How many lines of these entries hold the string "icon"? Reply with the number alone.

Segment Start: Given data

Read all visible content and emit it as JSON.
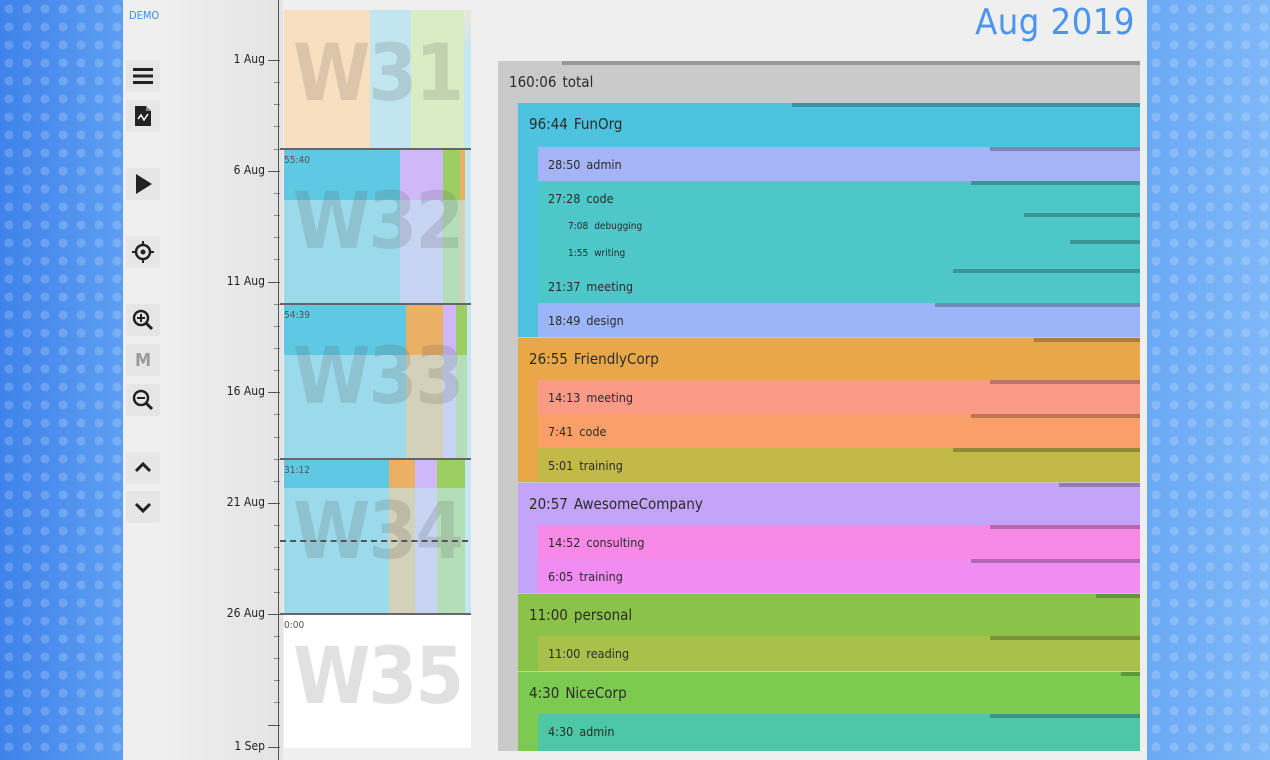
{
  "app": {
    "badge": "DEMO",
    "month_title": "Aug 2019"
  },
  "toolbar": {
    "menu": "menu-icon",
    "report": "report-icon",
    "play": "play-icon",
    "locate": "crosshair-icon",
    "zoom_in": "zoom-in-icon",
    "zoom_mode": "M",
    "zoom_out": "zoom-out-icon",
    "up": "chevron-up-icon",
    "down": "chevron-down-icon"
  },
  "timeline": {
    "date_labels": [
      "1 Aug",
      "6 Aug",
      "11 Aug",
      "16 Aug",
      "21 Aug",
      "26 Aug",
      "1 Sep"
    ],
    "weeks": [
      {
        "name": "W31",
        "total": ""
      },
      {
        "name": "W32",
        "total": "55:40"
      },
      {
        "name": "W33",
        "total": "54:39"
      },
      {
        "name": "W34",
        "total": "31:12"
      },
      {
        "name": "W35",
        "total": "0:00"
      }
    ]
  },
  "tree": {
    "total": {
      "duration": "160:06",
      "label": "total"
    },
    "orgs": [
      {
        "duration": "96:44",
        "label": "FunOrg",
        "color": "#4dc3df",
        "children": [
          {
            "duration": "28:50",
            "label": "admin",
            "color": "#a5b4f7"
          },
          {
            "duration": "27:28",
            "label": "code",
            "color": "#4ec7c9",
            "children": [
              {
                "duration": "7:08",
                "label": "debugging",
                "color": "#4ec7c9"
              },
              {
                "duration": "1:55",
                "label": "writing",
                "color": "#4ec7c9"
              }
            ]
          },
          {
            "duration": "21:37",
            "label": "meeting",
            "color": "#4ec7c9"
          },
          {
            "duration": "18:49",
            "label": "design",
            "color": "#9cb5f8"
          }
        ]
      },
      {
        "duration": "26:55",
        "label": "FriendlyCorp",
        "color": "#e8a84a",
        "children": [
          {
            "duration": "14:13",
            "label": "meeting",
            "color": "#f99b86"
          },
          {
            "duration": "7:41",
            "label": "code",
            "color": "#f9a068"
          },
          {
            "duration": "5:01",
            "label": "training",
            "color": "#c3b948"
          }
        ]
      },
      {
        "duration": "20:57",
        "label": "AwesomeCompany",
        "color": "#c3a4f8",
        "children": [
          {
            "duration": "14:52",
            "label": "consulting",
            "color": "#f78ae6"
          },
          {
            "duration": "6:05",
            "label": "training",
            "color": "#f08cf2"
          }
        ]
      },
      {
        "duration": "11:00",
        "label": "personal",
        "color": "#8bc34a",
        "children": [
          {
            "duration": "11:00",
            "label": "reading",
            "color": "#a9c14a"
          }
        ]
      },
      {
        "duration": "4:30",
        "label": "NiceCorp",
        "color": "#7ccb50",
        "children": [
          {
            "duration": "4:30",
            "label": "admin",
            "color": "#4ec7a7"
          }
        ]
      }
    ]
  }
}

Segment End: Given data

Output below: 8